Problem to work on:
Which of the lines below contain the string "this"? Copy each one.

(Element data from apps and pages)
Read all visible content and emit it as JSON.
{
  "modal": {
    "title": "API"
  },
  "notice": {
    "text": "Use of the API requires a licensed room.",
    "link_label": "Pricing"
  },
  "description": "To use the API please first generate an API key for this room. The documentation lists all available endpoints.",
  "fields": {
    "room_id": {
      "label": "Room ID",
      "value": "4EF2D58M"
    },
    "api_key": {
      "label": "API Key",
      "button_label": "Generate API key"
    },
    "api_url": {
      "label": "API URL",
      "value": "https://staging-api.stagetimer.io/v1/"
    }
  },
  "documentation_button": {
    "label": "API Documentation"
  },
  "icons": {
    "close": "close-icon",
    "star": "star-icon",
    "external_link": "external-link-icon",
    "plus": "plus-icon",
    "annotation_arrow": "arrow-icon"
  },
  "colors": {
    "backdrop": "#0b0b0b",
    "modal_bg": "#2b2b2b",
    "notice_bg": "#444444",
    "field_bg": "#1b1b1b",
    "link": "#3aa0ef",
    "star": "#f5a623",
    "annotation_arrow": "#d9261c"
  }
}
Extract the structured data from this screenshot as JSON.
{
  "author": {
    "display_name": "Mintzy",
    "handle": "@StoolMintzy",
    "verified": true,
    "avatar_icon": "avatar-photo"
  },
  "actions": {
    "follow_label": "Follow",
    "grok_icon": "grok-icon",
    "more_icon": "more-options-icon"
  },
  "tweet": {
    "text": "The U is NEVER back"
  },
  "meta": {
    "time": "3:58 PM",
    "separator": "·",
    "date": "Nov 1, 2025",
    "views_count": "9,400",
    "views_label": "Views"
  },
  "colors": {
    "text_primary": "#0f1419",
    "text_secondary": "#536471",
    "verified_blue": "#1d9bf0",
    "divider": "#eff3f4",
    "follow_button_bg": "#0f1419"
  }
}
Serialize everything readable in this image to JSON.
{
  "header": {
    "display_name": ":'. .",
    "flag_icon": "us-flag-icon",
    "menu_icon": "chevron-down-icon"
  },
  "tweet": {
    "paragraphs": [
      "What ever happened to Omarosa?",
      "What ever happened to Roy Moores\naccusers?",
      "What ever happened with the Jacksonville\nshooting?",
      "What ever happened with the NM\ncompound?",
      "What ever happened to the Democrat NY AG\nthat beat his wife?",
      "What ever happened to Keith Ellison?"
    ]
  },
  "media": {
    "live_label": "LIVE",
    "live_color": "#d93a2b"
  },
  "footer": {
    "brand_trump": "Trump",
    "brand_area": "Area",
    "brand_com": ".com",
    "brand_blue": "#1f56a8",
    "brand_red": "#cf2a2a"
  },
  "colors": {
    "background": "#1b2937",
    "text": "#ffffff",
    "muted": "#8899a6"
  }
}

Output of the exercise:
  "description": "To use the API please first generate an API key for this room. The documentation lists all available endpoints.",
Extract the structured data from this screenshot as JSON.
Serialize everything readable in this image to JSON.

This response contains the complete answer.